== AIM OF THE TASK ==
Your answer should consist of the lines below that hold the word "heading".

== EXTRACTED RECORDS ==

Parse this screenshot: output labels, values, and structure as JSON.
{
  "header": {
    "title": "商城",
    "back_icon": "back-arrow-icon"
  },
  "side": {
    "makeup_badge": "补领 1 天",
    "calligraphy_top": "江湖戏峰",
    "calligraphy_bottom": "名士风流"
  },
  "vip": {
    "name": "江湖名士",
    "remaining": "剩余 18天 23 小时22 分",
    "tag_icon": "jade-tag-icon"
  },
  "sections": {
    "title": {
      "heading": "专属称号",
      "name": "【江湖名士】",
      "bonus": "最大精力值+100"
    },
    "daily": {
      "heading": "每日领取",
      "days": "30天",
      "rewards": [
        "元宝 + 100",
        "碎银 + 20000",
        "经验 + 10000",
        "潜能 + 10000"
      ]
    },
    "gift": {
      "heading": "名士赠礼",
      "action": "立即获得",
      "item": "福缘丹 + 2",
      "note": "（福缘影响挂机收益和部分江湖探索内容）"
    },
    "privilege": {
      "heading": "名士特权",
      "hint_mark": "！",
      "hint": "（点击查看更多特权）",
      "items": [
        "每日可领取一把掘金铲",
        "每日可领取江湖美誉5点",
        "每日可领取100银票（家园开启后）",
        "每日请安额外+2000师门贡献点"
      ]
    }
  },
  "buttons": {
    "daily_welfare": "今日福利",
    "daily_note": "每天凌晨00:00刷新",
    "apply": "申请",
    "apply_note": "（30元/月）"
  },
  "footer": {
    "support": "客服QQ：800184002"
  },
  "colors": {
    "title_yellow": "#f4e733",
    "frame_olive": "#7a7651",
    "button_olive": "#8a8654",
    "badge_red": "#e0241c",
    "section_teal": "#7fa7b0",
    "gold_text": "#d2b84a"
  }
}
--
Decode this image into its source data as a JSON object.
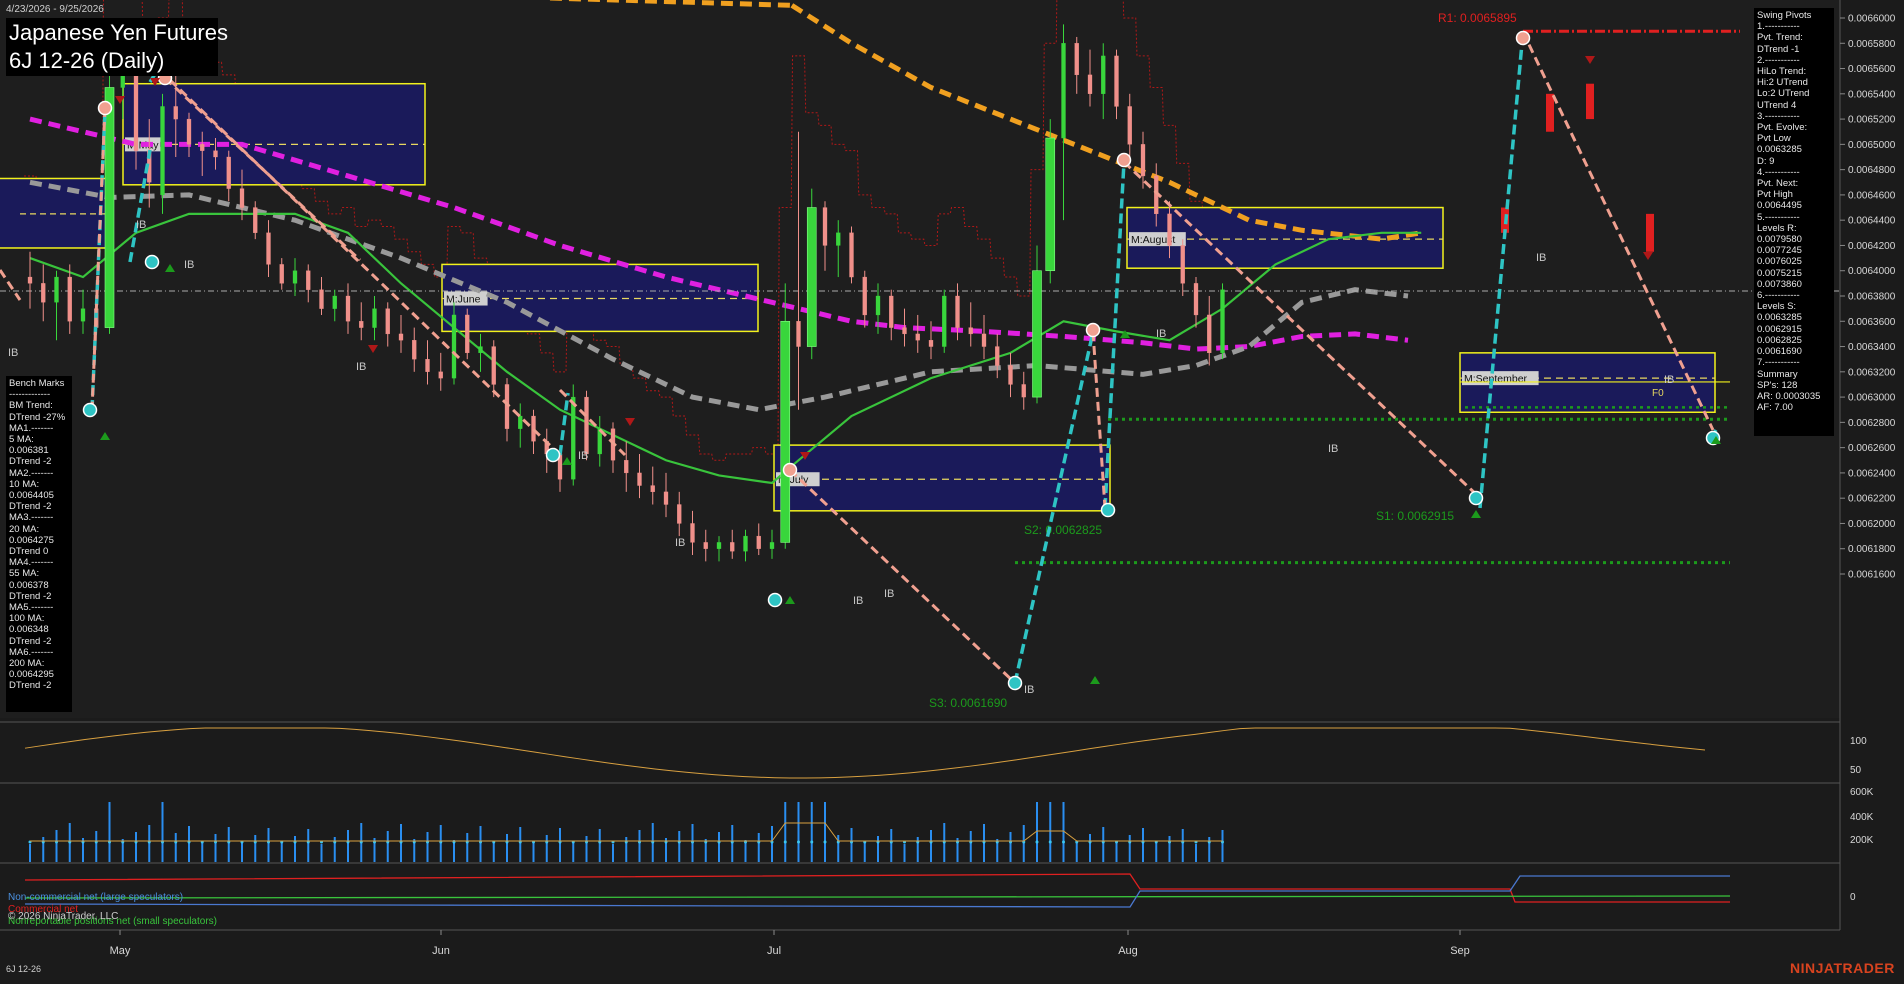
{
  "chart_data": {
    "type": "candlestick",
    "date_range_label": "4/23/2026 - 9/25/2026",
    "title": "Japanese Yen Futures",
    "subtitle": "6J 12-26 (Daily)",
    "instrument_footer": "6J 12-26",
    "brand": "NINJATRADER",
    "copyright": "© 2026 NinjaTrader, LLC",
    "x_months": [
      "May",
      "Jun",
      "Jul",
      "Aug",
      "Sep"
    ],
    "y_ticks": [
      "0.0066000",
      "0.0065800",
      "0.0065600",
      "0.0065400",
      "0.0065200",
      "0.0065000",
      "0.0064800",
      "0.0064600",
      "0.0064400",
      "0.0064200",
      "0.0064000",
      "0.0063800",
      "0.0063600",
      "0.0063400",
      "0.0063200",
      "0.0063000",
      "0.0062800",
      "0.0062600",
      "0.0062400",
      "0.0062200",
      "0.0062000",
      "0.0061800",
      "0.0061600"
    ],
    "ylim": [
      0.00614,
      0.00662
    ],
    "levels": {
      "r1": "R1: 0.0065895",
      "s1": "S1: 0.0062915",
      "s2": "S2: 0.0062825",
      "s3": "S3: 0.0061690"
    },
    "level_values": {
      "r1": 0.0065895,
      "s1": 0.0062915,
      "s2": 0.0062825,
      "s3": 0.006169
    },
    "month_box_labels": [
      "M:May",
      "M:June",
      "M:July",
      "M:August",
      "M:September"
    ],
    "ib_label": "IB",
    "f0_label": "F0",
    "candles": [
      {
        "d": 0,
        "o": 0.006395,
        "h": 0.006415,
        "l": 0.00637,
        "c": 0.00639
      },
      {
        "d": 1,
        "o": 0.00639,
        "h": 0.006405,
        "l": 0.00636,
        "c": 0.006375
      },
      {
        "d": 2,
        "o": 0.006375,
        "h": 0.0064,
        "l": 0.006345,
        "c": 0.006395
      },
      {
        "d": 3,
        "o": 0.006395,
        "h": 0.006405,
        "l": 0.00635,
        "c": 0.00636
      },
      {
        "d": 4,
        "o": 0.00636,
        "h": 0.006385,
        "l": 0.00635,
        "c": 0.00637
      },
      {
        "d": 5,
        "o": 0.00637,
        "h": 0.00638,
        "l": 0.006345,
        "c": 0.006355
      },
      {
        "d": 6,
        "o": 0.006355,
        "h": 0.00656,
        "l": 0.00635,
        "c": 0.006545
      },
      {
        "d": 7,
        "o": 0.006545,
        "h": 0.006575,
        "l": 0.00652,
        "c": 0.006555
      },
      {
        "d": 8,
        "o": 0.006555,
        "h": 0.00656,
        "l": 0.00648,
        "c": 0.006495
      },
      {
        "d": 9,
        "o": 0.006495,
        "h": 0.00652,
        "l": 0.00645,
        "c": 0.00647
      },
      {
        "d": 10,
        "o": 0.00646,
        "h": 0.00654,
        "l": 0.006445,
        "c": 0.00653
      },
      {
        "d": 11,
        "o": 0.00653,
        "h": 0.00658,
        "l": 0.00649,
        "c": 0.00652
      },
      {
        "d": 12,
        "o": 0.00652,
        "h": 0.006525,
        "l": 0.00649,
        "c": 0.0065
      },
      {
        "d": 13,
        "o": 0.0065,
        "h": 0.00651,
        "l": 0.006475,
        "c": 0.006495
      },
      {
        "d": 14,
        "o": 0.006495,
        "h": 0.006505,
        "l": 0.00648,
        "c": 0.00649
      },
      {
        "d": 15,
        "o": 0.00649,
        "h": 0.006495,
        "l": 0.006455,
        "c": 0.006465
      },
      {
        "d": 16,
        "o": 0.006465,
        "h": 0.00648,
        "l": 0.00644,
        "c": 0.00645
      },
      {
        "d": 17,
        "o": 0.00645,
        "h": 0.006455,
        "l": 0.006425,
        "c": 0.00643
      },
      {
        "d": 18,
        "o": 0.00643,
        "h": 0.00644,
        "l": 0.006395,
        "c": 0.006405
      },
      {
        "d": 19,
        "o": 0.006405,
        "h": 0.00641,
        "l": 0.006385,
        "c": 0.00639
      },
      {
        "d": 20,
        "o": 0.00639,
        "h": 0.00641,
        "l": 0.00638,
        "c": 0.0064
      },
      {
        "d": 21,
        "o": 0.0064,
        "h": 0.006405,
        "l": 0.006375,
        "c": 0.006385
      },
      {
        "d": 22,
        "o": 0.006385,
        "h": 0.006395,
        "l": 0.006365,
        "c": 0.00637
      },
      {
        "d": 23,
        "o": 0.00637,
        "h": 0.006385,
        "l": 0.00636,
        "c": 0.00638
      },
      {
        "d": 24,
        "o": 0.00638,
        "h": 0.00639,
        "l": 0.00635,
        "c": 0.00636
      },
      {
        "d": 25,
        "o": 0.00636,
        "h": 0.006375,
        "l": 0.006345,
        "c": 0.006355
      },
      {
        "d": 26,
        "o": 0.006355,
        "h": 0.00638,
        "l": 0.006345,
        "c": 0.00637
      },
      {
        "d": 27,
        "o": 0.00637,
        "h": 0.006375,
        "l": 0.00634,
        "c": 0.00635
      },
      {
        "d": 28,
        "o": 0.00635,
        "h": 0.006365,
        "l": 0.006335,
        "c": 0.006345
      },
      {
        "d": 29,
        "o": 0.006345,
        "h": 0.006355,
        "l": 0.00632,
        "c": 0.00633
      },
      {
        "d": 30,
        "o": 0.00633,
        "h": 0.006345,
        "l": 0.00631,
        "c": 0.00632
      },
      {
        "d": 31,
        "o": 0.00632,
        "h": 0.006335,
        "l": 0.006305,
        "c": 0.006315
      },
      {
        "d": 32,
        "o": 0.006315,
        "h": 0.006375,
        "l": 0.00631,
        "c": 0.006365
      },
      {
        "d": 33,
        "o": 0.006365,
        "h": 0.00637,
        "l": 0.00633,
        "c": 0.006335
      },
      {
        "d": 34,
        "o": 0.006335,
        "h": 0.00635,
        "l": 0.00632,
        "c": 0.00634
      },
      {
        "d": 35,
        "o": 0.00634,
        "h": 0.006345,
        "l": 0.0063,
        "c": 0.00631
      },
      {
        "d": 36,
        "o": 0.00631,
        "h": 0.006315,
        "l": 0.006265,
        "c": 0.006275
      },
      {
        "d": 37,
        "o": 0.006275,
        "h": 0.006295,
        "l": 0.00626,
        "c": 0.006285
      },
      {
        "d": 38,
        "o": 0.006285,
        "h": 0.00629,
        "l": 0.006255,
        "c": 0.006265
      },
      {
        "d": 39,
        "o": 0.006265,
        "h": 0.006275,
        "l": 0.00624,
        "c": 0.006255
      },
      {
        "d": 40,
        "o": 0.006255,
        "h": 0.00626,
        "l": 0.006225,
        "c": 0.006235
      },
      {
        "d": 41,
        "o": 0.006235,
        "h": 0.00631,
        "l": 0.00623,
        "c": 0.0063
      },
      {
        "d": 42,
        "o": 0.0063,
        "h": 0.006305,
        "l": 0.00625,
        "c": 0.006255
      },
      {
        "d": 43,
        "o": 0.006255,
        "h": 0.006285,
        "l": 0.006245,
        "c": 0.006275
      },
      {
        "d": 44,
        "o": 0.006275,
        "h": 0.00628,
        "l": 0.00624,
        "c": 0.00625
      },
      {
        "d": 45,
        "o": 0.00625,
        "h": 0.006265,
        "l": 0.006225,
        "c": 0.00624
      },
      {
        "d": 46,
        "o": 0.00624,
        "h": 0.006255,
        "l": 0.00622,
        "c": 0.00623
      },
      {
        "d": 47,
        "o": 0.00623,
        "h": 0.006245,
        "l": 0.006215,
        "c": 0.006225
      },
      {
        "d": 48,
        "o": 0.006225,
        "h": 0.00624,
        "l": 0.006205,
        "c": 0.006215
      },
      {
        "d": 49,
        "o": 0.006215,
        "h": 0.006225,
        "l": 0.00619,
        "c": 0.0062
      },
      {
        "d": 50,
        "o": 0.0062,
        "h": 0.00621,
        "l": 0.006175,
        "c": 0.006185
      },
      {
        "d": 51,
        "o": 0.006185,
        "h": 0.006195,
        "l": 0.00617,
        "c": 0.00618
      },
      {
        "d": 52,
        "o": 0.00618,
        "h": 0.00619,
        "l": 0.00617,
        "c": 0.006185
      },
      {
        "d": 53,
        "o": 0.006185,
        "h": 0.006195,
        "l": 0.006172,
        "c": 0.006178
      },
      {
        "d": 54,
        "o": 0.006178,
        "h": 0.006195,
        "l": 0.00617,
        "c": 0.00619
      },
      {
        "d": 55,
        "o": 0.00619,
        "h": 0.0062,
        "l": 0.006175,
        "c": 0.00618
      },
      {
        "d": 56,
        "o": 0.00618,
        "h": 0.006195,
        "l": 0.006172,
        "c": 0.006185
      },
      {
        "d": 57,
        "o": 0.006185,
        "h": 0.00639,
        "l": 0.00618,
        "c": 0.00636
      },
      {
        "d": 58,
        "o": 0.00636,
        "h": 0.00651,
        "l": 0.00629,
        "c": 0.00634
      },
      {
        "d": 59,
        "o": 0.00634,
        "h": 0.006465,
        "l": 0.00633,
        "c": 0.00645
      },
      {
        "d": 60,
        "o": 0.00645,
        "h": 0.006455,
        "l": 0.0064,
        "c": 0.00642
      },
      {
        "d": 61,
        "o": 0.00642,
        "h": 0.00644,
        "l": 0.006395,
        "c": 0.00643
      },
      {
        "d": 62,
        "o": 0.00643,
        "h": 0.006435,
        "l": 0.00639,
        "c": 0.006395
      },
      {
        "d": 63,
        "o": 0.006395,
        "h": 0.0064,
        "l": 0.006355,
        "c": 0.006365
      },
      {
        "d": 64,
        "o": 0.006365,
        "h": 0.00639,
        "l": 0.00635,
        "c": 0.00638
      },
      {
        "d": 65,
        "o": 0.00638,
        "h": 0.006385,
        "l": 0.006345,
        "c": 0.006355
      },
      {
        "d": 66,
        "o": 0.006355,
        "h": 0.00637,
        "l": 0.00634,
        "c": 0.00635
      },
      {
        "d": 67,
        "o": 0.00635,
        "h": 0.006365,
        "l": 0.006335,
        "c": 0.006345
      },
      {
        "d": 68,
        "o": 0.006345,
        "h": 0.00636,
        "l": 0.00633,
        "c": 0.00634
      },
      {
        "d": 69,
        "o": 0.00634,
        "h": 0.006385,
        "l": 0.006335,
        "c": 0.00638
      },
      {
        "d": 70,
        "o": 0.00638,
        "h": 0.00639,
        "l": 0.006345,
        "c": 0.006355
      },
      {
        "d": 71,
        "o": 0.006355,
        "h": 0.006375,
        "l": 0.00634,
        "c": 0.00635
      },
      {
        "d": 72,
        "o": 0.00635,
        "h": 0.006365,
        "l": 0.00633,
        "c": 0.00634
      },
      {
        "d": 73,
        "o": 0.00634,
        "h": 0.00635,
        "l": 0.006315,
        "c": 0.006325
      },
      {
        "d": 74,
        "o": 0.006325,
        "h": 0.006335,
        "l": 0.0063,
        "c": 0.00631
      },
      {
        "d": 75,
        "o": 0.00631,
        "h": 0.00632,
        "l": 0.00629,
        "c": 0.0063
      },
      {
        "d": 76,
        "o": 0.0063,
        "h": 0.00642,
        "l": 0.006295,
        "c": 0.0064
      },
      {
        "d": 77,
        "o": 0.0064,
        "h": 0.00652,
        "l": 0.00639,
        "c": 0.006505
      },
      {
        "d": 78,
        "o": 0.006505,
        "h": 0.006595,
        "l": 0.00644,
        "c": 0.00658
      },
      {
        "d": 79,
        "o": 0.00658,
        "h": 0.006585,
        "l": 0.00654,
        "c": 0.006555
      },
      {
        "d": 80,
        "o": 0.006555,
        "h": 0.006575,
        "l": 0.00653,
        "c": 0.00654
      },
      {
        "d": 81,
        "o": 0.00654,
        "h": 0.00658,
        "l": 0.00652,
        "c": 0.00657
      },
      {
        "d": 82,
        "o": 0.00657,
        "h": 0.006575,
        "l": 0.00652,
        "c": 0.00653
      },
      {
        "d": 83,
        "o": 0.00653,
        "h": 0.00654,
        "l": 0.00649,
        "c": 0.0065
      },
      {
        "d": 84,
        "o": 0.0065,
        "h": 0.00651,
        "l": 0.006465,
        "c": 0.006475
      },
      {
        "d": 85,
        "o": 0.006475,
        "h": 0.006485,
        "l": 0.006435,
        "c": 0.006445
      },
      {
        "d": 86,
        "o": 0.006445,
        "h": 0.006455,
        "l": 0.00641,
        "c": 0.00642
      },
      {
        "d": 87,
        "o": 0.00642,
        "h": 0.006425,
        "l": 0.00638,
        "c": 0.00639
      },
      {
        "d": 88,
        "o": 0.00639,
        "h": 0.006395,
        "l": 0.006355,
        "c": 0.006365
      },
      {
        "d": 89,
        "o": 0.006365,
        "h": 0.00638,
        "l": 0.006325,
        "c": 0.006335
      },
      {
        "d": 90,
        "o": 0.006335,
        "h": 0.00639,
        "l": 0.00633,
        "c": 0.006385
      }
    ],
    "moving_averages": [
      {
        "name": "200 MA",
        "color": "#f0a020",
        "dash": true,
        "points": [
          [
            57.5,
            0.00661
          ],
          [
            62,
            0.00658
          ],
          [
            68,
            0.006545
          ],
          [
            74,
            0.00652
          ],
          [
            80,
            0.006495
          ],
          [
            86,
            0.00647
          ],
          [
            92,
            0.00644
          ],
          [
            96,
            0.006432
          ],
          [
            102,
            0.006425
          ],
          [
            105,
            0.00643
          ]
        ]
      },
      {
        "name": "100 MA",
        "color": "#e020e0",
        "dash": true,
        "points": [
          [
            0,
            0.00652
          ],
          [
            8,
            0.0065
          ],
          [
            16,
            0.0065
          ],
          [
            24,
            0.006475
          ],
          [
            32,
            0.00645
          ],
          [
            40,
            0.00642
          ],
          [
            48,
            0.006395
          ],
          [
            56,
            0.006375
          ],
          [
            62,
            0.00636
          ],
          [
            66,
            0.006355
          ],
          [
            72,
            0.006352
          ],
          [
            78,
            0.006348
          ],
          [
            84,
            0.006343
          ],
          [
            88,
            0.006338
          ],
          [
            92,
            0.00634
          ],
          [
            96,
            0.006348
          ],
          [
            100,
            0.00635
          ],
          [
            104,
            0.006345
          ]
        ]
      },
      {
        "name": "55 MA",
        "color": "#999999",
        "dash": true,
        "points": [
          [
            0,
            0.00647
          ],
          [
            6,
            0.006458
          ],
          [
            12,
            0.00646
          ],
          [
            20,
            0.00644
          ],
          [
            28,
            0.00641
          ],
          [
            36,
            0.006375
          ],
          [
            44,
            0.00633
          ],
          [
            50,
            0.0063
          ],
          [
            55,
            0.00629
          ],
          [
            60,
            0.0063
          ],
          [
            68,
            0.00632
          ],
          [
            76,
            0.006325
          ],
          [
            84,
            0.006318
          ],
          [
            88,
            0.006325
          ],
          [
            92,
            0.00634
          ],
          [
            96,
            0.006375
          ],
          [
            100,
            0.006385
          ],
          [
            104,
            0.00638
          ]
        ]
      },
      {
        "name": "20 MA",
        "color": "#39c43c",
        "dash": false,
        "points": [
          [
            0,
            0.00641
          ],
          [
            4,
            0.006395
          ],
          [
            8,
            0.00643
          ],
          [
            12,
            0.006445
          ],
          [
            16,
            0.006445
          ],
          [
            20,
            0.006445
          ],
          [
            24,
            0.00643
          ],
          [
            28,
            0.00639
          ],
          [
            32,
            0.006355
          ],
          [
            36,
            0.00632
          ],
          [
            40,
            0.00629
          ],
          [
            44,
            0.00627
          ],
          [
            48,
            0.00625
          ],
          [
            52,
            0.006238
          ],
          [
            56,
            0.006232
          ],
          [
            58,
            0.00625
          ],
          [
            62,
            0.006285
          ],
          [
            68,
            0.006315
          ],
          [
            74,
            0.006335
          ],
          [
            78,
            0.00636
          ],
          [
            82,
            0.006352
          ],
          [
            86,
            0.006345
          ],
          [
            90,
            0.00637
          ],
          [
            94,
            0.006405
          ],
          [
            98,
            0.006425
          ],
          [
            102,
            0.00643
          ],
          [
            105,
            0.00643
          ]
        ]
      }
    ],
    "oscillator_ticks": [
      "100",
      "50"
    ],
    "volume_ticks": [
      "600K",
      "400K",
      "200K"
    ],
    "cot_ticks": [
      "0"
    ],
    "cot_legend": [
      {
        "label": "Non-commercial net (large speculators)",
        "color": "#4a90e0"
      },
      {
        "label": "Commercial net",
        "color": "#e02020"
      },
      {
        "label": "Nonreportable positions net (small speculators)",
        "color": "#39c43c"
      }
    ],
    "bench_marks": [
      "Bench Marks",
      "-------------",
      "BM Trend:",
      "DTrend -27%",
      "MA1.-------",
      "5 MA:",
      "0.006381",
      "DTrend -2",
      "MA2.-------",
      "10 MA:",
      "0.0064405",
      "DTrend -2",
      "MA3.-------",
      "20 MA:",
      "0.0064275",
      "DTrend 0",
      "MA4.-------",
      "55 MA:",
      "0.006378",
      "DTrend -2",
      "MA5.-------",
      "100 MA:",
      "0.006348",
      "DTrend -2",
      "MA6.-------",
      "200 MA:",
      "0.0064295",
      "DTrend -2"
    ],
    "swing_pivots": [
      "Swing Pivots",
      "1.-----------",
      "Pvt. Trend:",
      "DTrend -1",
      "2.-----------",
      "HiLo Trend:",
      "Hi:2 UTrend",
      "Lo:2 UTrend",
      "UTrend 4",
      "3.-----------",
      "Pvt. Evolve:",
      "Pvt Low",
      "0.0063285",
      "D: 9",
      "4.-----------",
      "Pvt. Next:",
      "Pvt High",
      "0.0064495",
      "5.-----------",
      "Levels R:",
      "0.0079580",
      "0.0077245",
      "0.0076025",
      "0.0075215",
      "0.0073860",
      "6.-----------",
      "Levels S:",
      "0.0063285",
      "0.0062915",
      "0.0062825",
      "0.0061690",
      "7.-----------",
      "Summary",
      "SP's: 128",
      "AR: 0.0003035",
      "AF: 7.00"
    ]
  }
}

== ANSWER SPACE ==
      "heading": "专属称号",
      "heading": "每日领取",
      "heading": "名士赠礼",
      "heading": "名士特权",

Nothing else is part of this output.